Source data:
*** Block opens ***
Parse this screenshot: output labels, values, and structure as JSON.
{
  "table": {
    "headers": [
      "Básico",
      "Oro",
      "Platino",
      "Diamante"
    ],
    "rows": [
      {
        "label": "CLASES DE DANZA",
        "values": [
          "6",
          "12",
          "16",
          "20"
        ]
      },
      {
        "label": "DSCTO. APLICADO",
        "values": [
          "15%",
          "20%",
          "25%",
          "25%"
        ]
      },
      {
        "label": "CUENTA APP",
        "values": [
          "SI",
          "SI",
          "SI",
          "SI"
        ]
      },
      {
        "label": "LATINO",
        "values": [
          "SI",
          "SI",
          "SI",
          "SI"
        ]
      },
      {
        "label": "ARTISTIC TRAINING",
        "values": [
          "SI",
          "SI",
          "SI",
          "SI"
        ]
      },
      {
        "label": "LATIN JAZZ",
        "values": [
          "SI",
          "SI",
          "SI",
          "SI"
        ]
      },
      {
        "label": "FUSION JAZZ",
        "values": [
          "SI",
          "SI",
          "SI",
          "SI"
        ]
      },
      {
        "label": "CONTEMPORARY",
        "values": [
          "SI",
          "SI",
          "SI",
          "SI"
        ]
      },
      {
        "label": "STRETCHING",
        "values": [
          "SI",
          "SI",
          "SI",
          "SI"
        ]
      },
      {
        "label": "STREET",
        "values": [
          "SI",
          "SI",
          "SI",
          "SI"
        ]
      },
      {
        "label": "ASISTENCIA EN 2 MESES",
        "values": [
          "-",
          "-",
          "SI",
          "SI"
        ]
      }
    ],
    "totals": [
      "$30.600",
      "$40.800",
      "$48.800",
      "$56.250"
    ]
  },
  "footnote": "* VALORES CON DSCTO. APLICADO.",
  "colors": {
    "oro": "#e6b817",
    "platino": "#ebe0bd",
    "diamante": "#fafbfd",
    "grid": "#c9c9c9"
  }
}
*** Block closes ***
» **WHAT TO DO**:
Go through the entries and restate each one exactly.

» **EXERCISE RESULT**:
Parse this screenshot: output labels, values, and structure as JSON.
{
  "table": {
    "headers": [
      "Básico",
      "Oro",
      "Platino",
      "Diamante"
    ],
    "rows": [
      {
        "label": "CLASES DE DANZA",
        "values": [
          "6",
          "12",
          "16",
          "20"
        ]
      },
      {
        "label": "DSCTO. APLICADO",
        "values": [
          "15%",
          "20%",
          "25%",
          "25%"
        ]
      },
      {
        "label": "CUENTA APP",
        "values": [
          "SI",
          "SI",
          "SI",
          "SI"
        ]
      },
      {
        "label": "LATINO",
        "values": [
          "SI",
          "SI",
          "SI",
          "SI"
        ]
      },
      {
        "label": "ARTISTIC TRAINING",
        "values": [
          "SI",
          "SI",
          "SI",
          "SI"
        ]
      },
      {
        "label": "LATIN JAZZ",
        "values": [
          "SI",
          "SI",
          "SI",
          "SI"
        ]
      },
      {
        "label": "FUSION JAZZ",
        "values": [
          "SI",
          "SI",
          "SI",
          "SI"
        ]
      },
      {
        "label": "CONTEMPORARY",
        "values": [
          "SI",
          "SI",
          "SI",
          "SI"
        ]
      },
      {
        "label": "STRETCHING",
        "values": [
          "SI",
          "SI",
          "SI",
          "SI"
        ]
      },
      {
        "label": "STREET",
        "values": [
          "SI",
          "SI",
          "SI",
          "SI"
        ]
      },
      {
        "label": "ASISTENCIA EN 2 MESES",
        "values": [
          "-",
          "-",
          "SI",
          "SI"
        ]
      }
    ],
    "totals": [
      "$30.600",
      "$40.800",
      "$48.800",
      "$56.250"
    ]
  },
  "footnote": "* VALORES CON DSCTO. APLICADO.",
  "colors": {
    "oro": "#e6b817",
    "platino": "#ebe0bd",
    "diamante": "#fafbfd",
    "grid": "#c9c9c9"
  }
}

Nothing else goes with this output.